# The problem
Take from the data every line in which the word "Variables" is found.

[Items from a dataset]
============================================================

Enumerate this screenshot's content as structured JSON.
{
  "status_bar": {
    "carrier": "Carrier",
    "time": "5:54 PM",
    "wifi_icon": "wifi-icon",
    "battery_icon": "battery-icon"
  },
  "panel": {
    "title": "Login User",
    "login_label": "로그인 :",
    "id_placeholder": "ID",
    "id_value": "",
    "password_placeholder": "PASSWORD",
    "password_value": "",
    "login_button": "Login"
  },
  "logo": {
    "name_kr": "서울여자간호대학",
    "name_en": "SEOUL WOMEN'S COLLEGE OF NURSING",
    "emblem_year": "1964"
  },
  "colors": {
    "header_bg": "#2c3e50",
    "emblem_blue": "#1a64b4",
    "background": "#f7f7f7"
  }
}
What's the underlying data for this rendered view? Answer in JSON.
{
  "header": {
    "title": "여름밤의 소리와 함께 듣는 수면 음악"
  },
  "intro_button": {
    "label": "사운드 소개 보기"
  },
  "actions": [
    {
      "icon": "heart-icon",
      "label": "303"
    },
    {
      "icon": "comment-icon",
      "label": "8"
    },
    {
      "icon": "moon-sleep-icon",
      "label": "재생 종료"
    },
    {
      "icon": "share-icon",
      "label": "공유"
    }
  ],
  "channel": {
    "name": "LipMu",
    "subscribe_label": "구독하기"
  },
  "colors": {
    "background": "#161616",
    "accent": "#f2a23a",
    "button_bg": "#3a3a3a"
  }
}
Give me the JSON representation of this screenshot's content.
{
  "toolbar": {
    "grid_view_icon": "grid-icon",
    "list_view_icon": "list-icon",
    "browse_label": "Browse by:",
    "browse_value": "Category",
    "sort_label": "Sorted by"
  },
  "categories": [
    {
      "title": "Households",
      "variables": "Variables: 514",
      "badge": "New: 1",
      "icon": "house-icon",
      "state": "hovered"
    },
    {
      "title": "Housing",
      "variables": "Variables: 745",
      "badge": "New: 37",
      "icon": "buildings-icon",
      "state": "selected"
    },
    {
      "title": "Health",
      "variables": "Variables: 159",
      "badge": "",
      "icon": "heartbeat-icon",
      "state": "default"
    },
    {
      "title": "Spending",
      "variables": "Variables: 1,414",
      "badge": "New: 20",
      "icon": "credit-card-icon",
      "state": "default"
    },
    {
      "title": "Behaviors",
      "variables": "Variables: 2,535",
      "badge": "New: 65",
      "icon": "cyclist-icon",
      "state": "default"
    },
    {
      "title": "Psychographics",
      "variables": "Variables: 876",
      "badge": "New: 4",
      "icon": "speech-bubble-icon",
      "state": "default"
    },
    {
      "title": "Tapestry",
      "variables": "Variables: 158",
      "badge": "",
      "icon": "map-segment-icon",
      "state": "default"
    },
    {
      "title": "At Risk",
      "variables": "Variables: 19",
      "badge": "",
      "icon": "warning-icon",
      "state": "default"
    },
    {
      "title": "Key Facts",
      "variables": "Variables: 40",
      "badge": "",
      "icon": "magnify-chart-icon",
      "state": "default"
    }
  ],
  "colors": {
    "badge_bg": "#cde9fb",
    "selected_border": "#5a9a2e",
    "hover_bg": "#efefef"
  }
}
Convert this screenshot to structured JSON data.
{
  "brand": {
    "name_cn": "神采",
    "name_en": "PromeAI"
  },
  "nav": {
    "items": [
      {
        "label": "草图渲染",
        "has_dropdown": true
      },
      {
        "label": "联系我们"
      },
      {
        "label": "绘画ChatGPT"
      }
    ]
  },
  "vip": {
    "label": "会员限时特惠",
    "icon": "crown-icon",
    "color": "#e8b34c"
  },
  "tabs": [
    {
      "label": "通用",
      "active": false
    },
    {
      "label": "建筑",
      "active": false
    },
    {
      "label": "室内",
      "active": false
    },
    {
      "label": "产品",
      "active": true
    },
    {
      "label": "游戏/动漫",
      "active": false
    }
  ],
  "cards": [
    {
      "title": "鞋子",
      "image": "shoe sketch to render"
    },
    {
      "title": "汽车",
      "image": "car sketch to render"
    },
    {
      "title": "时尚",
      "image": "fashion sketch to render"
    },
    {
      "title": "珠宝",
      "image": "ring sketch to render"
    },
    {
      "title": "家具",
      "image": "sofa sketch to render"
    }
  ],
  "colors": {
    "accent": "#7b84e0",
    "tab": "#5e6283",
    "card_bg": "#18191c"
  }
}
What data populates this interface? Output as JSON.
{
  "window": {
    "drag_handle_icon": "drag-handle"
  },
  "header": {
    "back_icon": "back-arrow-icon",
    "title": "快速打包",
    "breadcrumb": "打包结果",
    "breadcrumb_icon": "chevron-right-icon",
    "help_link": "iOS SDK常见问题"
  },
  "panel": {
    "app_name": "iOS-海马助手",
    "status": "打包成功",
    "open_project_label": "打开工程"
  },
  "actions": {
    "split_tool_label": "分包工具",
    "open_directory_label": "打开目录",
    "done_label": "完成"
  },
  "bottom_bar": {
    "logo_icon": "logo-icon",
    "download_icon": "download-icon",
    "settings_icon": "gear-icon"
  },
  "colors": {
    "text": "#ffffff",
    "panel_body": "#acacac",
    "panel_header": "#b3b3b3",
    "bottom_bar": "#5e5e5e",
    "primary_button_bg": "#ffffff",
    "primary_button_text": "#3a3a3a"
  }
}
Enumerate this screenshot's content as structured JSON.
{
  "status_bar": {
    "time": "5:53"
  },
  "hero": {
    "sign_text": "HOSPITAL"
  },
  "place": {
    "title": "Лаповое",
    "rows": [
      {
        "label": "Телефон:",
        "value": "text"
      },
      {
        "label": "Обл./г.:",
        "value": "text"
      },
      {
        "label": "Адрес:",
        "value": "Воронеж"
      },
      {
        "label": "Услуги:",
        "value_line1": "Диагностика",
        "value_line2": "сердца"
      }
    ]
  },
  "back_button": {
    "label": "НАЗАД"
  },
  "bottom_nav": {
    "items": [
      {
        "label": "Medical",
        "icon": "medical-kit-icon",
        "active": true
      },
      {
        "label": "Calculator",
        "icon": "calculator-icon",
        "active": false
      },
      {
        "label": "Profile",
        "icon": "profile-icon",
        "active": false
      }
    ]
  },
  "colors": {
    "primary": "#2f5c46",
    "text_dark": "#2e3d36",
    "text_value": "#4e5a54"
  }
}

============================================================

# Solution for this task
      "variables": "Variables: 514",
      "variables": "Variables: 745",
      "variables": "Variables: 159",
      "variables": "Variables: 1,414",
      "variables": "Variables: 2,535",
      "variables": "Variables: 876",
      "variables": "Variables: 158",
      "variables": "Variables: 19",
      "variables": "Variables: 40",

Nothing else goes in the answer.